The advantage of light pollution, compared to other environmental pollution, is that it disappears when you turn off the lights. Cleaning up old industrial plants or ridding our oceans of plastic waste are sometimes very expensive mammoth tasks. When it comes to fighting light pollution, the effect is immediately tangible. In many cases, it is enough to adjust the light sources in order to minimize the radiation into the direct surroundings or the sky.

Installing motion detectors to turn on nighttime lighting can also result in huge savings for homes and businesses. An example of this is a small road leading to a farm in the municipality of Vianden, in the north of Luxembourg, where the number of hours that streetlights operate could be reduced from 4800 to less than 400 hours per year with the help of motion detectors – a measure that is beneficial to the many nocturnal insects.

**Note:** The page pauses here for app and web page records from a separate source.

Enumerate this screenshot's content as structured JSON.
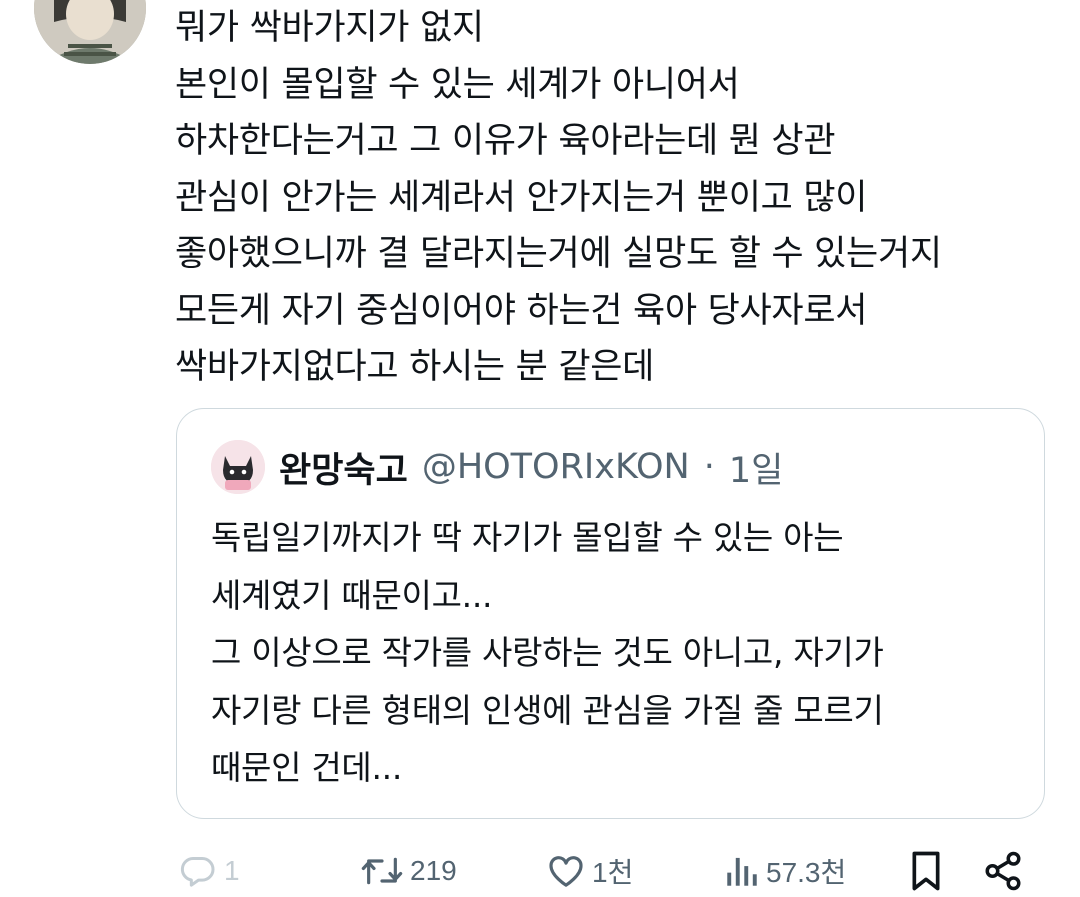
{
  "tweet": {
    "text": "뭐가 싹바가지가 없지\n본인이 몰입할 수 있는 세계가 아니어서\n하차한다는거고 그 이유가 육아라는데 뭔 상관\n관심이 안가는 세계라서 안가지는거 뿐이고 많이\n좋아했으니까 결 달라지는거에 실망도 할 수 있는거지\n모든게 자기 중심이어야 하는건 육아 당사자로서\n싹바가지없다고 하시는 분 같은데"
  },
  "quote": {
    "display_name": "완망숙고",
    "handle": "@HOTORIxKON",
    "separator": "·",
    "time": "1일",
    "text": "독립일기까지가 딱 자기가 몰입할 수 있는 아는\n세계였기 때문이고...\n그 이상으로 작가를 사랑하는 것도 아니고, 자기가\n자기랑 다른 형태의 인생에 관심을 가질 줄 모르기\n때문인 건데..."
  },
  "actions": {
    "reply_count": "1",
    "retweet_count": "219",
    "like_count": "1천",
    "view_count": "57.3천"
  },
  "icons": {
    "reply": "reply-icon",
    "retweet": "retweet-icon",
    "like": "heart-icon",
    "views": "views-icon",
    "bookmark": "bookmark-icon",
    "share": "share-icon"
  },
  "colors": {
    "text": "#0f1419",
    "secondary": "#536471",
    "border": "#cfd9de",
    "reply_faded": "#c4cdd3"
  }
}
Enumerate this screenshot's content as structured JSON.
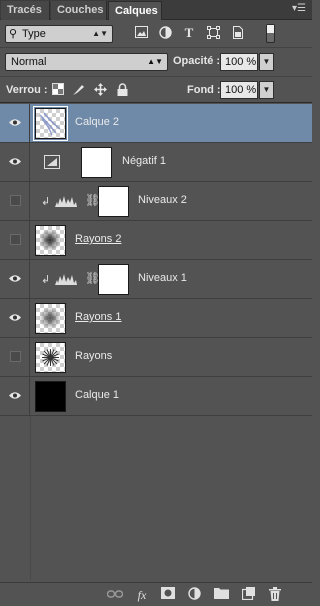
{
  "tabs": [
    {
      "label": "Tracés"
    },
    {
      "label": "Couches"
    },
    {
      "label": "Calques"
    }
  ],
  "panel_menu_icon": "panel-menu-icon",
  "filter": {
    "selected": "Type"
  },
  "blend": {
    "selected": "Normal"
  },
  "opacity": {
    "label": "Opacité :",
    "value": "100 %"
  },
  "lock": {
    "label": "Verrou :"
  },
  "fill": {
    "label": "Fond :",
    "value": "100 %"
  },
  "layers": [
    {
      "name": "Calque 2",
      "visible": true,
      "selected": true
    },
    {
      "name": "Négatif 1",
      "visible": true
    },
    {
      "name": "Niveaux 2",
      "visible": false
    },
    {
      "name": "Rayons 2",
      "visible": false
    },
    {
      "name": "Niveaux 1",
      "visible": true
    },
    {
      "name": "Rayons 1",
      "visible": true
    },
    {
      "name": "Rayons",
      "visible": false
    },
    {
      "name": "Calque 1",
      "visible": true
    }
  ],
  "colors": {
    "panel_bg": "#535353",
    "selected_row": "#6e8aa8",
    "tab_bar": "#3c3c3c"
  }
}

Photo by Faruk Tokluoğlu on www.pexels.com

Program of the conference

In addition to Daniel Gliedner, the light consultant from the Naturpark Our, there will be two other scheduled speakers on Tuesday, May 17, starting at 12:00 noon. Simona Sandu, who works for the Asbl TNT (Territoire Naturel Transfrontalier) and Tiago De Sousa from the Nature and Forest Agency.

Simona Sandu will open the conference by explaining the phenomenon of light pollution, Tiago De Sousa will talk about the consequences of light pollution on native bat species and Daniel Gliedner will explain technical solutions on how to reduce it quickly and without much extra cost or what companies should pay attention to when they want to renew their outdoor lighting to achieve better lighting of their company facilities with less energy.

Register directly with IMS Luxembourg via this link. All employees of companies that are members of IMS are welcome to attend.